START THE RECORDS

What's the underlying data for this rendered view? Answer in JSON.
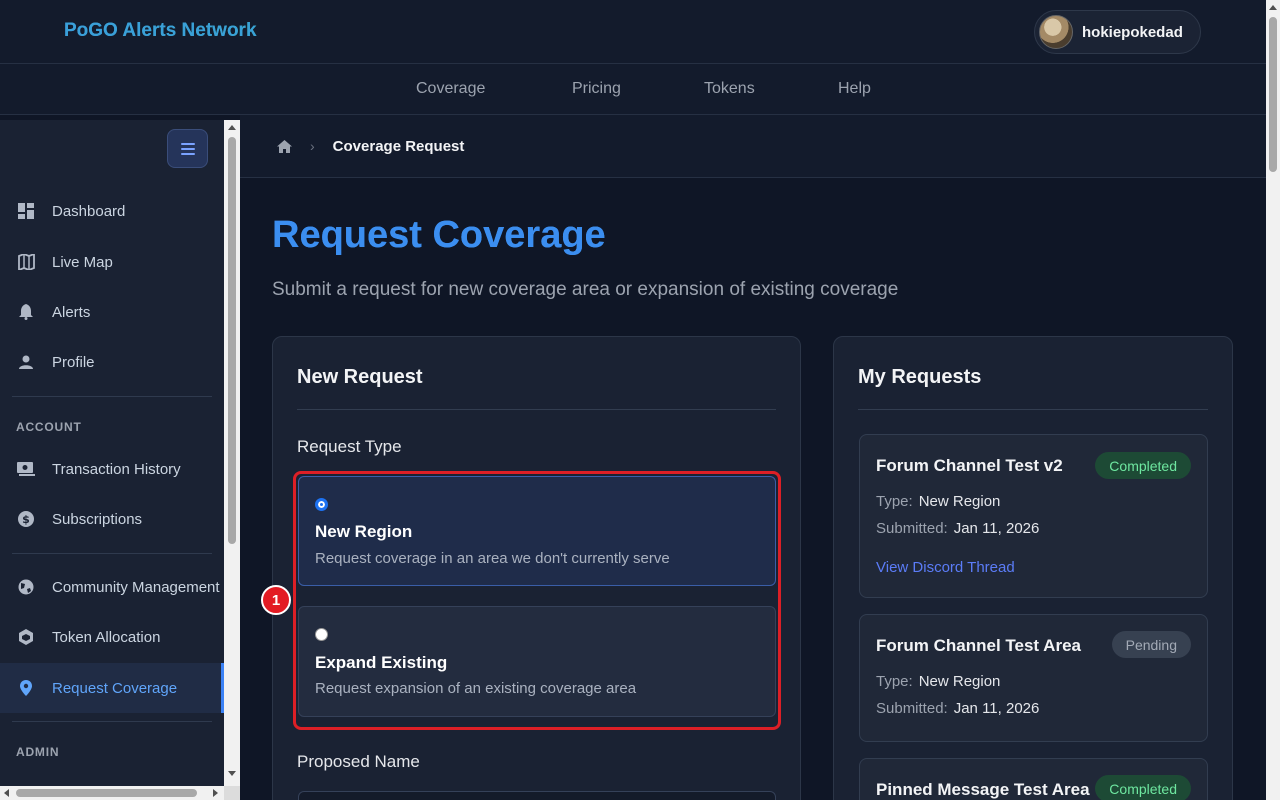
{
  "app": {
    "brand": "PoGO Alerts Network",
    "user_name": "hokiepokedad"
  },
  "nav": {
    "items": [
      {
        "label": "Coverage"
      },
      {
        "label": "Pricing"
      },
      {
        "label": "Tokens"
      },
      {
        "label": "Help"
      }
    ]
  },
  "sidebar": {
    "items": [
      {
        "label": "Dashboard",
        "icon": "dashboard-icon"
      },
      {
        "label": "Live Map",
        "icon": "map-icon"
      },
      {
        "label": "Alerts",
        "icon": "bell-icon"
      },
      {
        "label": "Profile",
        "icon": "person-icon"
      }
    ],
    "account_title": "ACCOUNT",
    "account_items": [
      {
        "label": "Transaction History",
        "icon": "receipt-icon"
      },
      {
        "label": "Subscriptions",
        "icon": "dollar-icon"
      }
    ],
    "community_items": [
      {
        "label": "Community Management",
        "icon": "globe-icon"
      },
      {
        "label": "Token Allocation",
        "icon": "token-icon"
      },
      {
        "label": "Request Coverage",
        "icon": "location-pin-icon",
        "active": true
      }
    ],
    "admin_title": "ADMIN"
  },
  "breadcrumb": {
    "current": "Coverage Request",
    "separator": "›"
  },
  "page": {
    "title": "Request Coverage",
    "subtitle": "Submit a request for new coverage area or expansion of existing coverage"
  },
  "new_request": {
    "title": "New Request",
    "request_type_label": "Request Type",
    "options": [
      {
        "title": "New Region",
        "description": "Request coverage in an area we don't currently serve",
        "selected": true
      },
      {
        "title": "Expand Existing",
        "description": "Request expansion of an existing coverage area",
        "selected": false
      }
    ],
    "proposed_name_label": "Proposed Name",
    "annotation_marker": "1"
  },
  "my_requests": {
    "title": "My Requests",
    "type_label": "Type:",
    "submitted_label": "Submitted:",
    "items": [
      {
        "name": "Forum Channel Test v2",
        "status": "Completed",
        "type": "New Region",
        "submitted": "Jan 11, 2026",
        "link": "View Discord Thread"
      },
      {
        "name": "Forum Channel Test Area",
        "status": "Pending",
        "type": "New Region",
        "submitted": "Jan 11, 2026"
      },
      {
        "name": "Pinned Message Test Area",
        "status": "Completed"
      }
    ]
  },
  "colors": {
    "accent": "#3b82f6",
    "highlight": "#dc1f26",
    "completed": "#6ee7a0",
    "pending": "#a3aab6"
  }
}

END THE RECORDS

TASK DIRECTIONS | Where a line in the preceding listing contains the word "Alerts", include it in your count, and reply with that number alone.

ANSWER SECTION | 2